After the various product ideas survive their initial screen, very few viable proposals will remain. Before the development of prototypes can be decided upon, however, a further evaluation will be conducted to gather additional information on these remaining ideas in order to justify the enormous costs required. The focus of the business analysis is primarily on profits, but other considerations such as social responsibilities may also be involved.
The first step in the business analysis is to examine the projected demand. This would include two major sources of revenue: the sales of the product and the sales or license of the technology developed for or generated as a by- product of the given product.
A complete cost appraisal is also necessary as part of the business analysis.
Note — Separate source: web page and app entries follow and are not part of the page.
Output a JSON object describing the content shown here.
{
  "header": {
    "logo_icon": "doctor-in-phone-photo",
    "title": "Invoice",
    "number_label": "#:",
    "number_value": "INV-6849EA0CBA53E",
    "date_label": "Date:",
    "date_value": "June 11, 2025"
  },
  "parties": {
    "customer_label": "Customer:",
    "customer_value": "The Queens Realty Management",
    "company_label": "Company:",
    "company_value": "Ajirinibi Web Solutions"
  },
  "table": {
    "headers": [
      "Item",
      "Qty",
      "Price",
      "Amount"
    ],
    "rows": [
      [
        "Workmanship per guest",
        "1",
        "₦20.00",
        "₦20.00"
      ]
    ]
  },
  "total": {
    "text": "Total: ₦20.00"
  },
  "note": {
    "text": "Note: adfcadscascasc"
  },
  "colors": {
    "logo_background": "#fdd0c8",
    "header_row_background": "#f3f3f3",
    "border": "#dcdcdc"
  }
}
It is difficult to anticipate all the costs that will be involved in product development, but the following cost items are typical:
- expected development cost, including both technical and marketing R&D;
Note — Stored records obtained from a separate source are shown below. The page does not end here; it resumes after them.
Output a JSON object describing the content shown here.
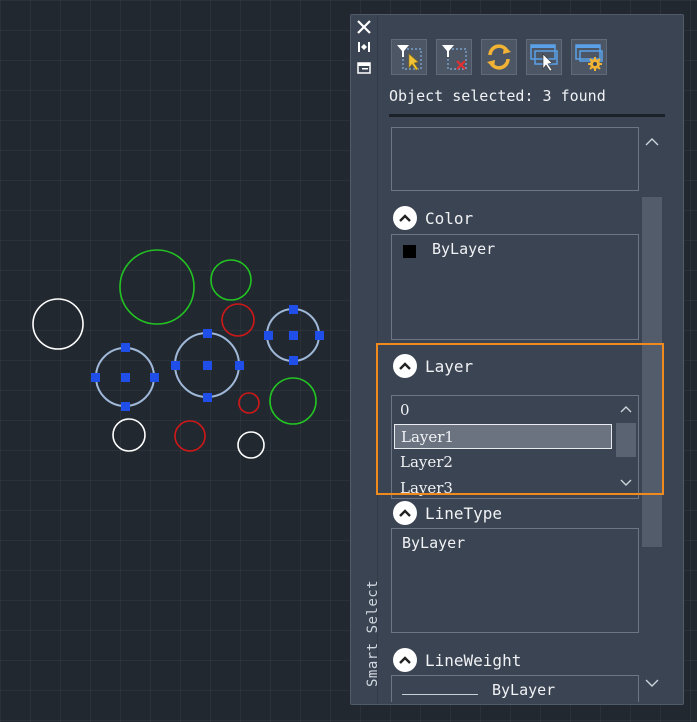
{
  "panel": {
    "title": "Smart Select",
    "status_text": "Object selected: 3 found"
  },
  "toolbar": [
    {
      "name": "select-by-filter-icon"
    },
    {
      "name": "remove-filter-icon"
    },
    {
      "name": "refresh-icon"
    },
    {
      "name": "select-objects-icon"
    },
    {
      "name": "select-settings-icon"
    }
  ],
  "sections": {
    "color": {
      "title": "Color",
      "items": [
        "ByLayer"
      ]
    },
    "layer": {
      "title": "Layer",
      "items": [
        "0",
        "Layer1",
        "Layer2",
        "Layer3"
      ],
      "selected": "Layer1"
    },
    "linetype": {
      "title": "LineType",
      "items": [
        "ByLayer"
      ]
    },
    "lineweight": {
      "title": "LineWeight",
      "items": [
        "ByLayer"
      ]
    }
  },
  "colors": {
    "accent": "#f08a1c",
    "grip": "#1f4fe8",
    "selected_circle": "#9fb8d8",
    "green": "#22c422",
    "red": "#d01818",
    "white": "#ffffff"
  }
}
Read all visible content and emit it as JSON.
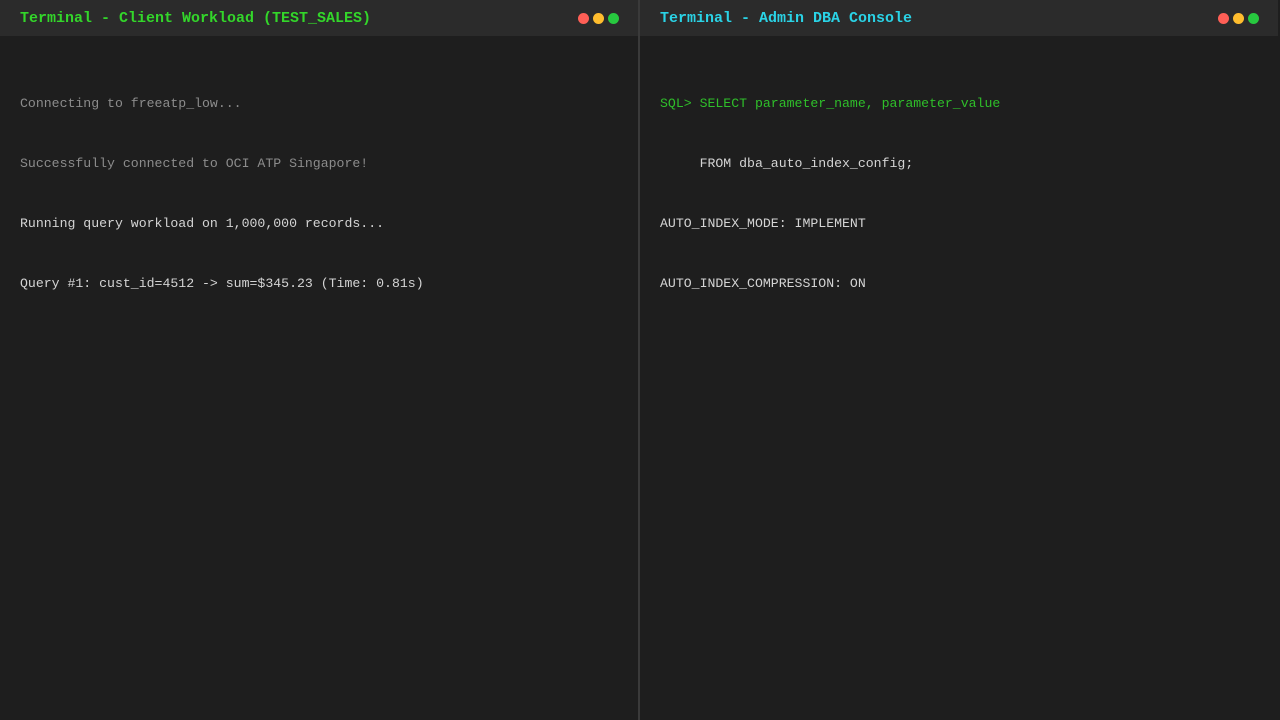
{
  "left_terminal": {
    "title": "Terminal - Client Workload (TEST_SALES)",
    "lines": [
      "Connecting to freeatp_low...",
      "Successfully connected to OCI ATP Singapore!",
      "Running query workload on 1,000,000 records...",
      "Query #1: cust_id=4512 -> sum=$345.23 (Time: 0.81s)"
    ]
  },
  "right_terminal": {
    "title": "Terminal - Admin DBA Console",
    "lines": [
      "SQL> SELECT parameter_name, parameter_value",
      "     FROM dba_auto_index_config;",
      "AUTO_INDEX_MODE: IMPLEMENT",
      "AUTO_INDEX_COMPRESSION: ON"
    ]
  },
  "colors": {
    "background": "#1e1e1e",
    "titlebar": "#2b2b2b",
    "left_title": "#33d62a",
    "right_title": "#2ad3e6",
    "sql_prompt": "#2fbf2a",
    "dim_text": "#8c8c8c",
    "bright_text": "#d4d4d4"
  }
}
- expected set-up costs (production, equipment, distribution);
- operating costs that account for possible economies of scale and learning curves;
- marketing costs, especially promotion and distribution;
- and management cost.